### Problem description
Scan the data for "java" and copy the lines it appears in.

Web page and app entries
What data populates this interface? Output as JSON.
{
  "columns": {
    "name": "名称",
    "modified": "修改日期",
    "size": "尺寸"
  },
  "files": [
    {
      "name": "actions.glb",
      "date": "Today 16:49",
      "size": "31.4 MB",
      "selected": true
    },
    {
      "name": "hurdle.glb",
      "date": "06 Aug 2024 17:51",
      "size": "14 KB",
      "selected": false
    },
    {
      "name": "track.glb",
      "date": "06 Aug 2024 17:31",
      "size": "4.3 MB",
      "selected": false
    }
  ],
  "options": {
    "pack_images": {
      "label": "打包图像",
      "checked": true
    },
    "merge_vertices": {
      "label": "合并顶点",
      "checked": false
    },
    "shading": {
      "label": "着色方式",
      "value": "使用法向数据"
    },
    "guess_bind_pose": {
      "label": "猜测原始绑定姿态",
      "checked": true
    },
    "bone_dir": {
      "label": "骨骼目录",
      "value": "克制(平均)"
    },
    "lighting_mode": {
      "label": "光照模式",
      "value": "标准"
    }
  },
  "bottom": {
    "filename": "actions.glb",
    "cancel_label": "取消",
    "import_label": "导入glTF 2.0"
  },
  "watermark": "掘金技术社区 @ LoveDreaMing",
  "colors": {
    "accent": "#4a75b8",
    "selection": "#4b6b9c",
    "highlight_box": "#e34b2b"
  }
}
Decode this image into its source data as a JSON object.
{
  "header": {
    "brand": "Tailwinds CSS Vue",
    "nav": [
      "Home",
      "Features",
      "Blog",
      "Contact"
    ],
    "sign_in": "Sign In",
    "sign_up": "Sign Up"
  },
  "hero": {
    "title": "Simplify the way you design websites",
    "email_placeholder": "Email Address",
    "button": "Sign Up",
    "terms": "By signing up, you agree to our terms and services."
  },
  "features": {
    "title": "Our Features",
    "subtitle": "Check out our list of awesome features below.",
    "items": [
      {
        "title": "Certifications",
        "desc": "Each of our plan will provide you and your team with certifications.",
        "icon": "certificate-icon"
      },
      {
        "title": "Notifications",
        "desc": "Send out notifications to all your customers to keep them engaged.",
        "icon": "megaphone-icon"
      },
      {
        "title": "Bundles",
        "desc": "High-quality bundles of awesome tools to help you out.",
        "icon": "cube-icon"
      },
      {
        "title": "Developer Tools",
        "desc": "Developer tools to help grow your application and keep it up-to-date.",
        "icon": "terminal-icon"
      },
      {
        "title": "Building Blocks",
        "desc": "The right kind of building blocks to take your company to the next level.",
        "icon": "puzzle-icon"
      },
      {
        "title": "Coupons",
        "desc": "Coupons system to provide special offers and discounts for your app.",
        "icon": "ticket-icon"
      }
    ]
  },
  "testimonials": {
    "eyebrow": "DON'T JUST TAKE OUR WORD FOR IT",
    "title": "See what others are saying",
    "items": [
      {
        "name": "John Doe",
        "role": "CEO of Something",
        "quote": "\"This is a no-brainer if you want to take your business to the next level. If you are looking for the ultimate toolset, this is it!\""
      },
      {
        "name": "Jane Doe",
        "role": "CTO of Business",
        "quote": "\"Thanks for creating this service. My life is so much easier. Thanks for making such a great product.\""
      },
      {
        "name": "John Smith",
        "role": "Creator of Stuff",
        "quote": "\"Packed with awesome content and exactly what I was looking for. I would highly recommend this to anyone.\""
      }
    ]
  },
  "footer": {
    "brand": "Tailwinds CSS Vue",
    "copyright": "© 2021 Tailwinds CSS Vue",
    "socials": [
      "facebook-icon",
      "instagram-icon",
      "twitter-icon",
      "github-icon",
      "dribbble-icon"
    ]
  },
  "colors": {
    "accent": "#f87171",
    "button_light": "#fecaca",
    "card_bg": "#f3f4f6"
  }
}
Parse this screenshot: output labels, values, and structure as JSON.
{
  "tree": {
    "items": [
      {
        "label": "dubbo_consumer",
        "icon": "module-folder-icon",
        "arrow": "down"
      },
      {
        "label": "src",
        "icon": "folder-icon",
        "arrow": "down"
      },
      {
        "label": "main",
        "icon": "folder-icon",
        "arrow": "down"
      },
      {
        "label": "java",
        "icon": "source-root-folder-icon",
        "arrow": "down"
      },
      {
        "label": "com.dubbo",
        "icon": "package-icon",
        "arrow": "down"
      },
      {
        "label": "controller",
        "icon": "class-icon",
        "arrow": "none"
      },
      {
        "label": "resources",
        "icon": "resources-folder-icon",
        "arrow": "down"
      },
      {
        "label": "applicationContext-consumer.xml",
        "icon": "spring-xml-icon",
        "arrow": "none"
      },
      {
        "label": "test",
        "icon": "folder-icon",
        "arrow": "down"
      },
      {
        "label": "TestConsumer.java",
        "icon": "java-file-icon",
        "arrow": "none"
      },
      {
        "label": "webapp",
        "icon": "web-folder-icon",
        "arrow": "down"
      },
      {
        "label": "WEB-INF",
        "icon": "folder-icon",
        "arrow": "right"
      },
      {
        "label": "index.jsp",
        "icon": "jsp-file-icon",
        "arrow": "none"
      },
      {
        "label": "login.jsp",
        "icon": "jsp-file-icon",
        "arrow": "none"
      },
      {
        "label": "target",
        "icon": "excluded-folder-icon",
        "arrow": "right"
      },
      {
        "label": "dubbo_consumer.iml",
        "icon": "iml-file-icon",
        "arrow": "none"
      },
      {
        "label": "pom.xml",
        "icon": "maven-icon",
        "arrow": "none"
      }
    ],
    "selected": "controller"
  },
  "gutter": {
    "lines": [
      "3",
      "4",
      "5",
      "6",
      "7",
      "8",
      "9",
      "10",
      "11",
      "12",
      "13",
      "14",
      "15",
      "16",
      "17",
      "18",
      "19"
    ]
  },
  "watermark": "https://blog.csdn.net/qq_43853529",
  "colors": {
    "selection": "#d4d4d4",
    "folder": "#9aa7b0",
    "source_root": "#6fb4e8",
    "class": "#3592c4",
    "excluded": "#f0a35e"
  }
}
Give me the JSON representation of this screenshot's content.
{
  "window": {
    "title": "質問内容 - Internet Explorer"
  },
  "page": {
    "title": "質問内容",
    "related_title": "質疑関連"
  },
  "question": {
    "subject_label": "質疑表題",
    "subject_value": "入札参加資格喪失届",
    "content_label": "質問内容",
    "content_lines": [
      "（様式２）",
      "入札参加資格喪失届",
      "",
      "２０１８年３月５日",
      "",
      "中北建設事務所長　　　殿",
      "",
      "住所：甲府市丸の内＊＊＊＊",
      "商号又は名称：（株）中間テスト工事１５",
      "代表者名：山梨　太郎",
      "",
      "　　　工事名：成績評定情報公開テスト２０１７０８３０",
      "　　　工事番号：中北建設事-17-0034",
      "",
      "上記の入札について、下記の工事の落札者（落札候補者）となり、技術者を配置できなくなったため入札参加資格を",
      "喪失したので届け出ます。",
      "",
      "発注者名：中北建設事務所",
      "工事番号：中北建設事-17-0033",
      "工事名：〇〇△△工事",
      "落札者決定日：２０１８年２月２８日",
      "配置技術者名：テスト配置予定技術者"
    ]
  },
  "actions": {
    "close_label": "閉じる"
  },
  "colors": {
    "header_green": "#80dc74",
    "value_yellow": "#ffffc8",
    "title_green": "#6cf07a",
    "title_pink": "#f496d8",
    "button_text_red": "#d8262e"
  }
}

### Written reply
        "label": "java",
        "label": "TestConsumer.java",
        "icon": "java-file-icon",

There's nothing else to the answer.